I’m already using it, and I like it okay.  It is much easier to manage Group communications without a doubt, but there’s no PUSH notification system yet, so you still wind up popping into Facebook proper in order to see who responded to what.  That’s not a huge deal, but I’d vastly prefer Groups have its own PUSH notifications.  We use Groups to organize my triathlon club, and those conversations often happen in near real-time on practice days.  
By contrast, I’d just as soon pick my spots with the Facebook Newsfeed.  I mean, yeah, I love all of your baby pictures and the articles about your kid’s championship football team and the stuff from Army Times and Doctrine Man!—I really do love that stuff—but it can wait.  Whereas organizing tri practices is more along the lines of actually being important.  I don’t get paid for it, but I still think of it as “work”.
5. Google's moonshot that missed (Chicago Tribune)
The latest bad news for Google's dreams of putting a computer on every face came on Friday, when Reuters reported that the company no longer plans to release its smart glasses to the public in 2014. At this point, it has no official timetable for a consumer launch.
I’ve never used Glass, but I feel pretty good about saying that Google is missing the point with the current incarnation of its heads-up display.  They’re trying to market it as a smart visor for interacting with airports and cityscapes, and maybe it will be that eventually.  What it needs to be now, however, is a heads-up display that allows runners and cyclists to track pace, distance, and heart rate in real-time without breaking strike.  Why?  Because GPS watches are fine, but you still have to look down at your wrist to see how you’re performing, and that act by itself is detrimental to your stride.  
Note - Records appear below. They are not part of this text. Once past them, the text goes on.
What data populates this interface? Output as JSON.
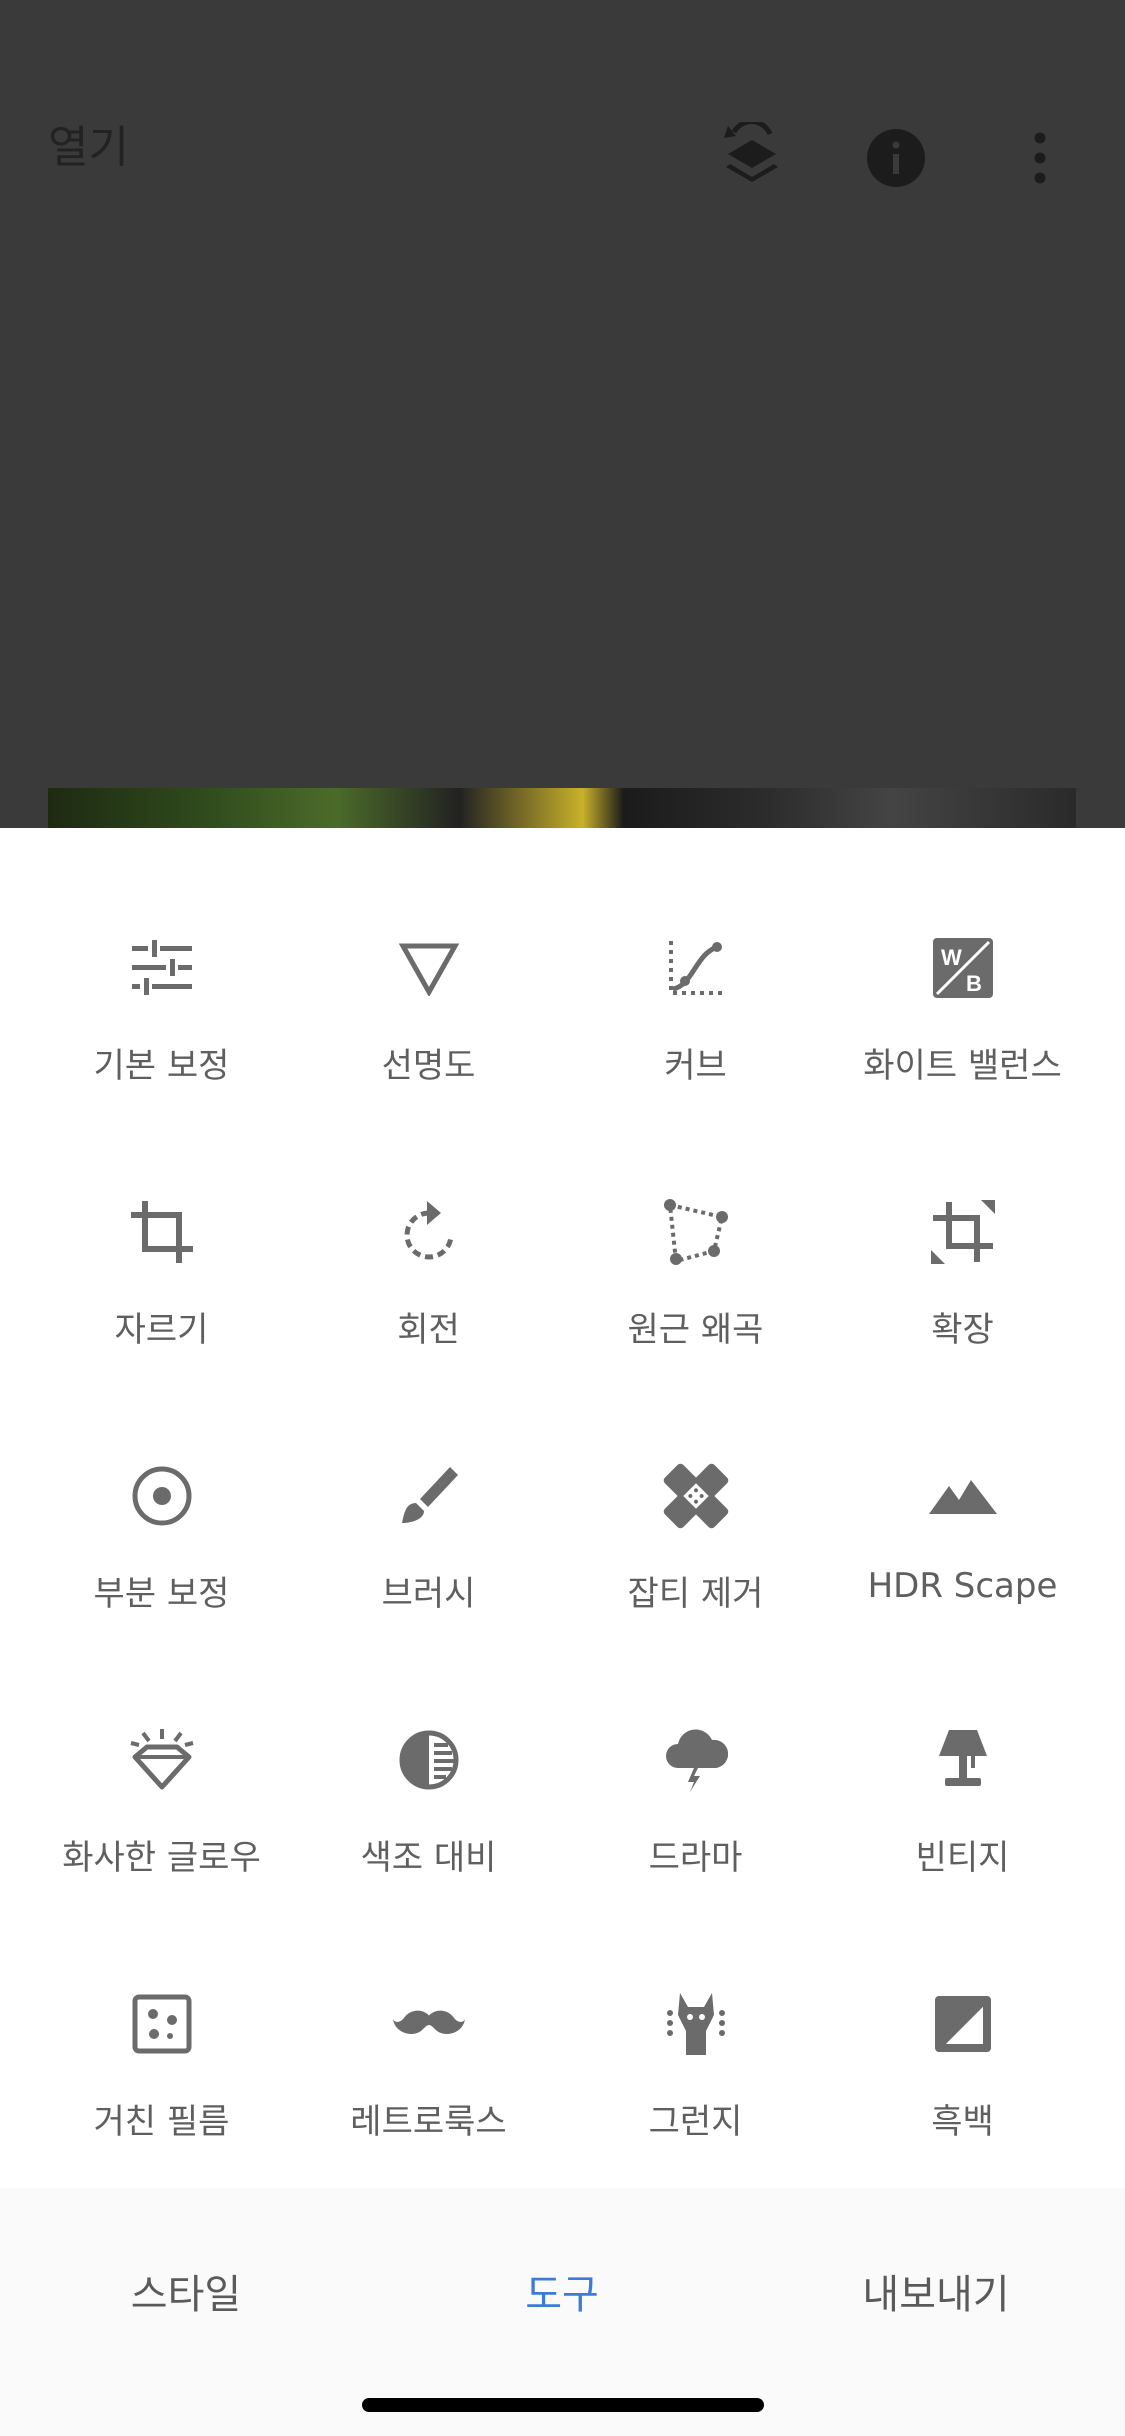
{
  "header": {
    "open_label": "열기",
    "icons": [
      "revert-layers-icon",
      "info-icon",
      "more-vert-icon"
    ]
  },
  "tools": [
    {
      "label": "기본 보정",
      "icon": "tune-icon"
    },
    {
      "label": "선명도",
      "icon": "details-triangle-icon"
    },
    {
      "label": "커브",
      "icon": "curves-icon"
    },
    {
      "label": "화이트 밸런스",
      "icon": "white-balance-icon"
    },
    {
      "label": "자르기",
      "icon": "crop-icon"
    },
    {
      "label": "회전",
      "icon": "rotate-icon"
    },
    {
      "label": "원근 왜곡",
      "icon": "perspective-icon"
    },
    {
      "label": "확장",
      "icon": "expand-icon"
    },
    {
      "label": "부분 보정",
      "icon": "selective-icon"
    },
    {
      "label": "브러시",
      "icon": "brush-icon"
    },
    {
      "label": "잡티 제거",
      "icon": "healing-icon"
    },
    {
      "label": "HDR Scape",
      "icon": "mountain-icon"
    },
    {
      "label": "화사한 글로우",
      "icon": "glamour-glow-icon"
    },
    {
      "label": "색조 대비",
      "icon": "tonal-contrast-icon"
    },
    {
      "label": "드라마",
      "icon": "drama-cloud-icon"
    },
    {
      "label": "빈티지",
      "icon": "vintage-lamp-icon"
    },
    {
      "label": "거친 필름",
      "icon": "grainy-film-icon"
    },
    {
      "label": "레트로룩스",
      "icon": "mustache-icon"
    },
    {
      "label": "그런지",
      "icon": "grunge-icon"
    },
    {
      "label": "흑백",
      "icon": "black-white-icon"
    }
  ],
  "bottom_tabs": [
    {
      "label": "스타일",
      "active": false
    },
    {
      "label": "도구",
      "active": true
    },
    {
      "label": "내보내기",
      "active": false
    }
  ],
  "colors": {
    "accent": "#3d7bd6",
    "icon": "#6b6b6b",
    "overlay": "#3a3a3a"
  }
}
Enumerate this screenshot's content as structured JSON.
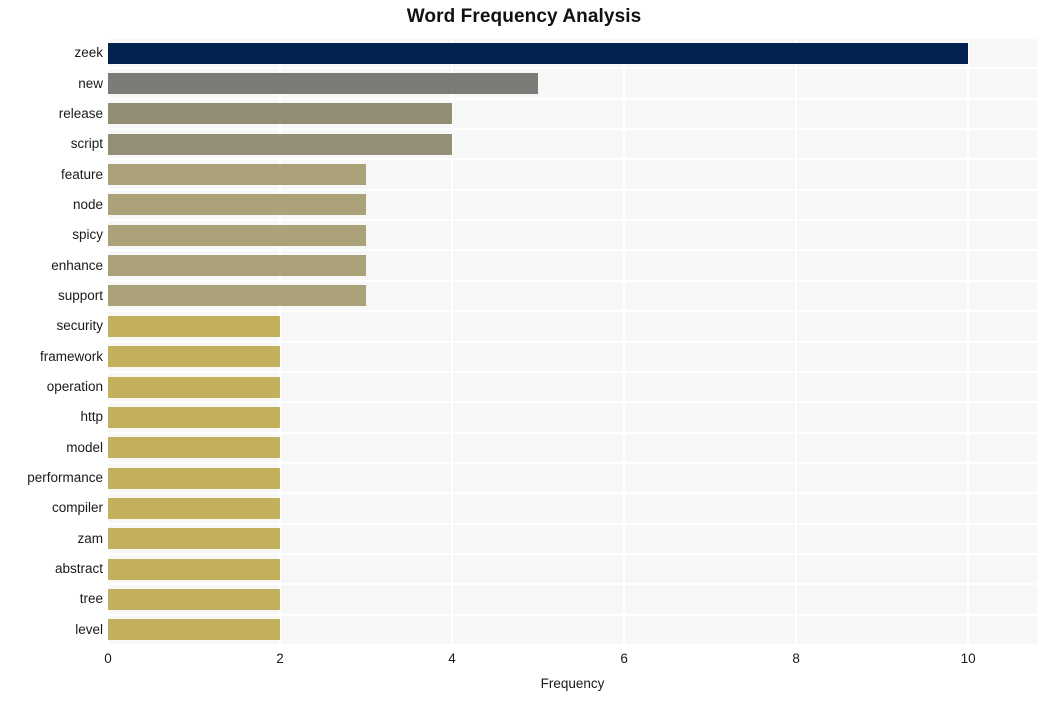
{
  "chart_data": {
    "type": "bar",
    "orientation": "horizontal",
    "title": "Word Frequency Analysis",
    "xlabel": "Frequency",
    "ylabel": "",
    "categories": [
      "zeek",
      "new",
      "release",
      "script",
      "feature",
      "node",
      "spicy",
      "enhance",
      "support",
      "security",
      "framework",
      "operation",
      "http",
      "model",
      "performance",
      "compiler",
      "zam",
      "abstract",
      "tree",
      "level"
    ],
    "values": [
      10,
      5,
      4,
      4,
      3,
      3,
      3,
      3,
      3,
      2,
      2,
      2,
      2,
      2,
      2,
      2,
      2,
      2,
      2,
      2
    ],
    "xlim": [
      0,
      10.8
    ],
    "xticks": [
      0,
      2,
      4,
      6,
      8,
      10
    ],
    "xtick_labels": [
      "0",
      "2",
      "4",
      "6",
      "8",
      "10"
    ],
    "grid": true,
    "grid_color": "#ffffff",
    "plot_background": "#f7f7f7",
    "legend": null,
    "bar_colors": [
      "#042250",
      "#7b7b77",
      "#918e75",
      "#938f77",
      "#aba179",
      "#aca27a",
      "#aca27a",
      "#aba179",
      "#aba179",
      "#c2b05c",
      "#c2b05c",
      "#c2b05c",
      "#c2b05c",
      "#c2b05c",
      "#c2b05c",
      "#c2b05c",
      "#c2b05c",
      "#c2b05c",
      "#c2b05c",
      "#c2b05c"
    ]
  }
}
Nevertheless, I find myself doing it constantly.  
I don’t see any way around it.  The whole point of running with a heart rate monitor is to run a consistent and challenging workout without going above your target heart rate.  For me, that means keeping my heart rate between 140 and 145 beats per minute (bpm), which is tough to do without consistent, continuous feedback.  Granted, it’s not always important to be that exacting and precise, but sometimes it is, especially on longer runs.  You grow your aerobic capacity by running aerobically over time.  However, maintaining the right pace without sort of loafing along for hours at a time is easier said than done.
There’s a niche here, and Google could fill it.  I doubt they’d move many fitness glasses for $1500 a pair, but fitness wearables are all the rage, and fit folk tend to have money.  It seems like a win-win to me.
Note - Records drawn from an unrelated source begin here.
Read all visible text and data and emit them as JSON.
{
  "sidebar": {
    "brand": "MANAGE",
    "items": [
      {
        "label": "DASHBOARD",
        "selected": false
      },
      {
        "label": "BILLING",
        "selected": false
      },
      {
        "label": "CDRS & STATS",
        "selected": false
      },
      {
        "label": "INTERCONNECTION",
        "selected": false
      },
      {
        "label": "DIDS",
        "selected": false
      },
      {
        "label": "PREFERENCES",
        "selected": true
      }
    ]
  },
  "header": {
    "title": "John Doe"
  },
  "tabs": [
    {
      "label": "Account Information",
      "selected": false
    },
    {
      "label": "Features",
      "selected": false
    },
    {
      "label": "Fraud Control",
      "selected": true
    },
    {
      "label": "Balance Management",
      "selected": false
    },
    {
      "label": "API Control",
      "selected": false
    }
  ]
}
That's all I got.  Go Army!  Beat Fordham!

Have a good weekend.


  1. Is the the HUD you're looking for?